part in the deliberations. According to the counter affidavit filed by the President of
the Orissa Publishers and Book-Sellers Association, a representative of that
Association was called in at the end of that meeting to ascertain whether the said
Association was prepared to shoulder the responsibility for arranging the timely
supply of books and the said representative did not take part in the proceedings of
the said meeting nor was he present at the deliberations thereof. A copy of the
minutes of the said meeting which has been annexed to the Petition for Special
Leave to Appeal filed by the Appellants bears out this fact.
 Further they also contended that, it was however, unnecessary to go further into this
controversy for the real question in this Appeal is of far greater importance.

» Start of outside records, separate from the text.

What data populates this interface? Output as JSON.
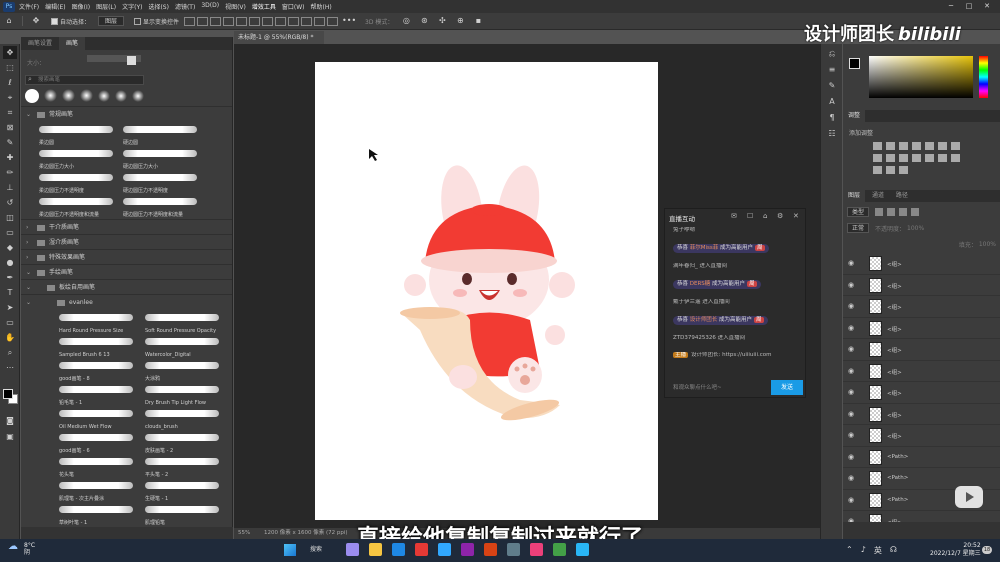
{
  "menubar": {
    "items": [
      "文件(F)",
      "编辑(E)",
      "图像(I)",
      "图层(L)",
      "文字(Y)",
      "选择(S)",
      "滤镜(T)",
      "3D(D)",
      "视图(V)",
      "增效工具",
      "窗口(W)",
      "帮助(H)"
    ],
    "active_index": 9
  },
  "options": {
    "auto_select": "自动选择：",
    "layer_select": "图层",
    "show_transform": "显示变换控件",
    "mode_3d": "3D 模式："
  },
  "brush_panel": {
    "tabs": [
      "画笔设置",
      "画笔"
    ],
    "size_label": "大小：",
    "search_placeholder": "搜索画笔",
    "groups": [
      "常规画笔",
      "干介质画笔",
      "湿介质画笔",
      "特殊效果画笔",
      "手绘画笔",
      "板绘自用画笔"
    ],
    "brushes_top": [
      "柔边圆",
      "硬边圆",
      "柔边圆压力大小",
      "硬边圆压力大小",
      "柔边圆压力不透明度",
      "硬边圆压力不透明度",
      "柔边圆压力不透明度和流量",
      "硬边圆压力不透明度和流量"
    ],
    "subfolder": "evanlee",
    "brushes_sub": [
      "Hard Round Pressure Size",
      "Soft Round Pressure Opacity",
      "Sampled Brush 6 13",
      "Watercolor_Digital",
      "good画笔 - 8",
      "大涂鸦",
      "铅毛笔 - 1",
      "Dry Brush Tip Light Flow",
      "Oil Medium Wet Flow",
      "clouds_brush",
      "good画笔 - 6",
      "皮肤画笔 - 2",
      "花头笔",
      "平头笔 - 2",
      "肌理笔 - 次主片叠涂",
      "生硬笔 - 1",
      "草树叶笔 - 1",
      "肌理铅笔"
    ]
  },
  "document": {
    "tab_title": "未标题-1 @ 55%(RGB/8) *",
    "zoom": "55%",
    "size_info": "1200 像素 x 1600 像素 (72 ppi)"
  },
  "live_panel": {
    "title": "直播互动",
    "messages": [
      {
        "type": "text",
        "text": "兔子咿呦"
      },
      {
        "type": "pill",
        "prefix": "恭喜",
        "name": "菲尔Miss菲",
        "action": "成为高能用户",
        "tag": "周"
      },
      {
        "type": "text",
        "text": "满年春归_ 进入直播间"
      },
      {
        "type": "pill",
        "prefix": "恭喜",
        "name": "DERS糖",
        "action": "成为高能用户",
        "tag": "周"
      },
      {
        "type": "text",
        "text": "戴于伊兰遥 进入直播间"
      },
      {
        "type": "pill",
        "prefix": "恭喜",
        "name": "设计师团长",
        "action": "成为高能用户",
        "tag": "周"
      },
      {
        "type": "text",
        "text": "ZTD379425326 进入直播间"
      },
      {
        "type": "badge",
        "badge": "主播",
        "text": "设计师团长: https://uiiiuiii.com"
      }
    ],
    "input_placeholder": "和观众聊点什么吧~",
    "send_label": "发送"
  },
  "right_panel": {
    "panel_tabs": [
      "调整"
    ],
    "adj_label": "添加调整",
    "layer_tabs": [
      "图层",
      "通道",
      "路径"
    ],
    "layer_kind": "类型",
    "blend_mode": "正常",
    "opacity_label": "不透明度：",
    "opacity": "100%",
    "fill_label": "填充：",
    "fill": "100%",
    "layers": [
      "<组>",
      "<组>",
      "<组>",
      "<组>",
      "<组>",
      "<组>",
      "<组>",
      "<组>",
      "<组>",
      "<Path>",
      "<Path>",
      "<Path>",
      "<组>"
    ]
  },
  "overlay": {
    "watermark": "设计师团长",
    "brand": "bilibili",
    "subtitle": "直接给他复制复制过来就行了"
  },
  "taskbar": {
    "weather_temp": "8°C",
    "weather_desc": "阴",
    "search": "搜索",
    "ime": "英",
    "time": "20:52",
    "date": "2022/12/7 星期三",
    "notify_count": "18"
  }
}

That is
the question of bias on the part of some of the members of the Assessment Sub-
Committee. This question has been answered against the Appellants and forms the
subject-matter of the third and fourth grounds on which the High Court rested its
decision. Nemo judex in causa sua, that is, no man shall be a judge in his own cause,
is a principle firmly established in law. Justice should not only be done but should
manifestly be seen to be done.

Contentions raised by the respondents:

The respondents in this case mainly took the defence of necessity and the benefit of
doubt the succumbed the appellant contention for real likelihood of the bias that was to
take place should go to the state authorities.

Critical Analysis:

In the beginning of the judgement Madon J. stated that : The destiny of a nation rests with
its youth. As we shape its mind and mould its character, so do we fashion our country's
progress, prestige and prosperity. Wordsworth truly said, "The Child is father of the Man”,
also Alexander Pope was equally right in saying in the first of his ‘Moral Essays’-‘Epistle
I to Sir Richard Temple, Lord Cobham’: “Tis Education forms the common mind, Just as
the Twig is bent, the Tree's inclined.”

The High Court’s decision that was discussed by the judges had been criticized by many
of the jurists as being a judgement having no sense or rather based on an illogical and no
rational grounds had been considered by the division bench for a reasoned decision. Further
the court also leaned towards the quasi-judicial function that were being administered by
the state authorities on the committees and these committees in-turn tried to create a rosy
picture for covering the mismanagement and the fraud they were to commit by overlooking
the principle of natural justice.